* **Dataset items**:
- Opening Delimiter -

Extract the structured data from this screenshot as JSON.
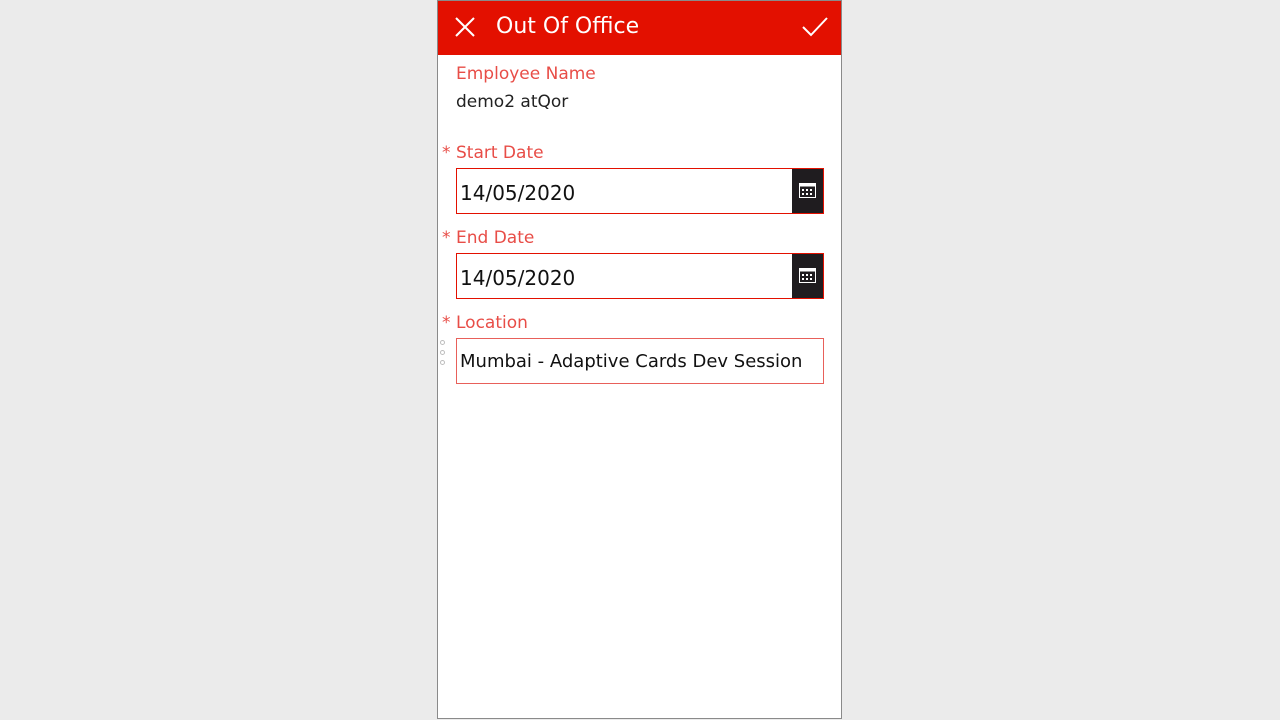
{
  "header": {
    "title": "Out Of Office",
    "close_icon": "close-icon",
    "confirm_icon": "checkmark-icon",
    "background_color": "#e31000"
  },
  "form": {
    "employee_name": {
      "label": "Employee Name",
      "value": "demo2 atQor"
    },
    "start_date": {
      "required_marker": "*",
      "label": "Start Date",
      "value": "14/05/2020",
      "picker_icon": "calendar-icon"
    },
    "end_date": {
      "required_marker": "*",
      "label": "End Date",
      "value": "14/05/2020",
      "picker_icon": "calendar-icon"
    },
    "location": {
      "required_marker": "*",
      "label": "Location",
      "value": "Mumbai - Adaptive Cards Dev Session"
    }
  },
  "colors": {
    "accent": "#e31000",
    "label": "#e84d47",
    "calendar_button": "#1f1c1f",
    "page_background": "#ebebeb"
  }
}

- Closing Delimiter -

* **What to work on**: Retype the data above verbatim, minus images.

* **Response to this exercise**:
Extract the structured data from this screenshot as JSON.
{
  "header": {
    "title": "Out Of Office",
    "close_icon": "close-icon",
    "confirm_icon": "checkmark-icon",
    "background_color": "#e31000"
  },
  "form": {
    "employee_name": {
      "label": "Employee Name",
      "value": "demo2 atQor"
    },
    "start_date": {
      "required_marker": "*",
      "label": "Start Date",
      "value": "14/05/2020",
      "picker_icon": "calendar-icon"
    },
    "end_date": {
      "required_marker": "*",
      "label": "End Date",
      "value": "14/05/2020",
      "picker_icon": "calendar-icon"
    },
    "location": {
      "required_marker": "*",
      "label": "Location",
      "value": "Mumbai - Adaptive Cards Dev Session"
    }
  },
  "colors": {
    "accent": "#e31000",
    "label": "#e84d47",
    "calendar_button": "#1f1c1f",
    "page_background": "#ebebeb"
  }
}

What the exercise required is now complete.